Blended finance applied to the education sector can significantly contribute to realizing gender gains. There have been demonstrated results and indications of great potential for improving gender equality and women’s economic empowerment through EduFinance. Women are key drivers of education-based blended finance solutions. For example, women entrepreneurs who run early childhood development (ECD) centers receive access to finance and technical assistance through EduFinance, in addition to enabling women to pursue careers outside the home through interventions in early childhood care and education.
Support of schools that serve disadvantaged populations requires a tailored monitoring and evaluation approach. A tenet of EduFinance activities is support (e.g., loans and capacity building) to schools which serve children from disadvantaged families (i.e., low-fee, non-state schools). This design element requires a tailored approach to Monitoring, Evaluation and Learning (MEL), and particularly, how EduFinance verifies data (i.e., whether they meet the threshold of a low-fee school) on schools receiving loans from financial intermediaries (which often are not equipped to collect and share data on their). A key learning is that this tailored MEL verification system further requires extensive coordination with individual financial intermediaries to ensure buy-in and understanding of the verification requirement.
Dissemination of learning and results is a cornerstone to making the case for EduFinance. A dedicated effort to reach and influence strategic stakeholder groups about blended finance in the education sector and learning and result outcomes is essential to making a persuasive case. This dissemination effort should be designed and implemented at a global and in-country market level, which requires active, coordinated communications across USAID/Washington, USAID Missions, Palladium, and implementing partners.
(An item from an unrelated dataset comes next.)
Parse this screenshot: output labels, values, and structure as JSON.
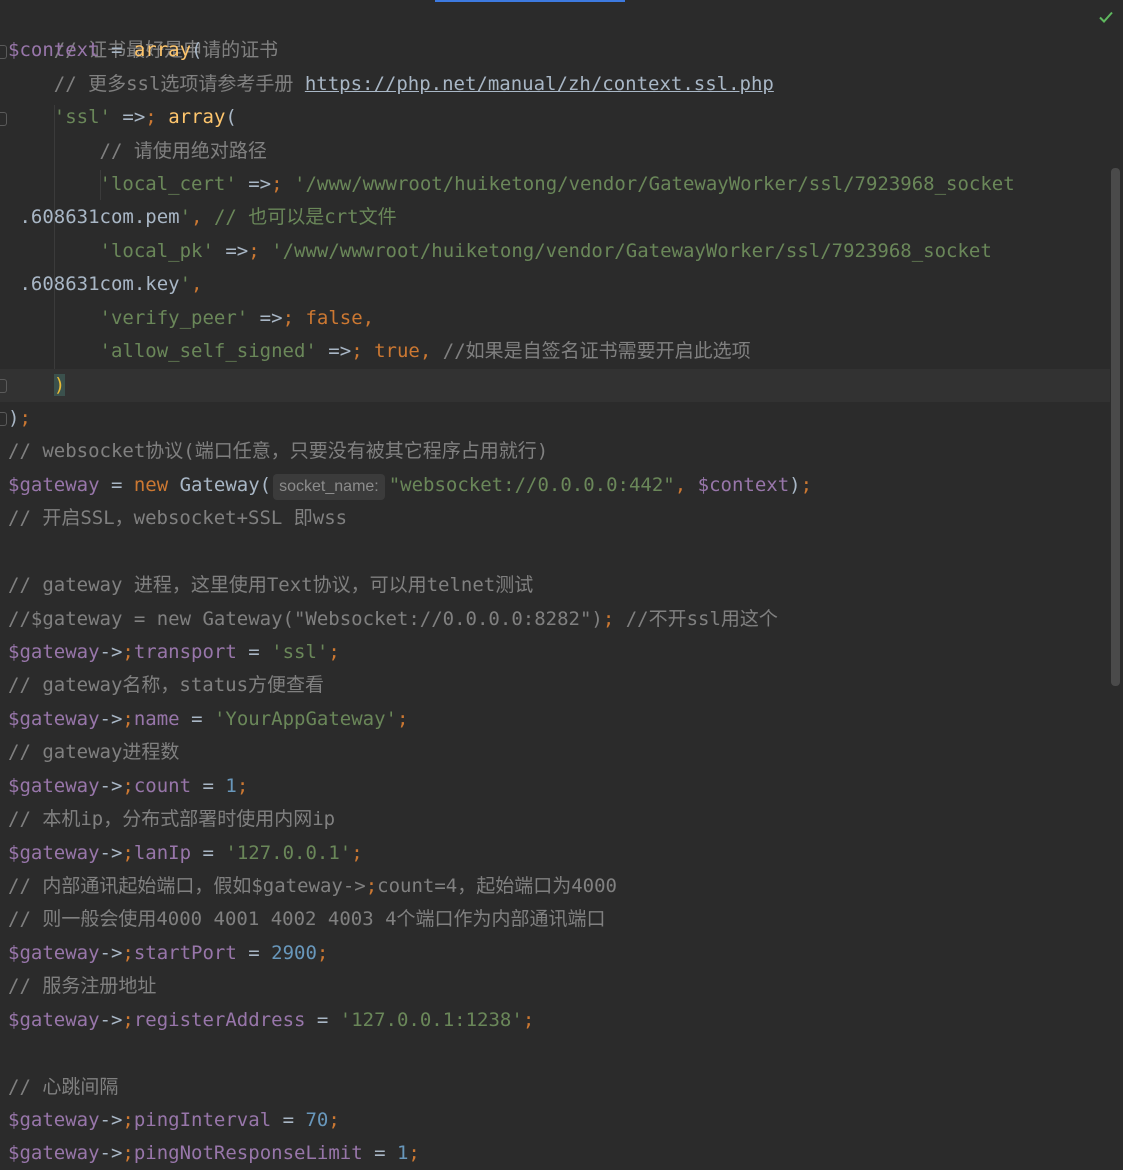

About USAID CATALYZE
USAID CATALYZE (2019–2027), implemented by Palladium, is a $250 million contract designed to mobilize $2 billion in private capital towards underserved sectors, geographies, and populations across 28 countries in Africa, Asia, Latin America and the Caribbean (LAC), and Europe. CATALYZE co-creates with Missions, Bureaus, and Independent Offices (MBIOs) to design multi-year, results-based activities that are managed by Palladium and implemented by a broad network of principally locally-led implementing partners.
This page is made possible by the support of the American People through the United States Agency for International Development (USAID). The contents of this document are the sole responsibility of CATALYZE implemented by Palladium and do not necessarily reflect the views of USAID or the United States Government.
 Currently in co-creation phase.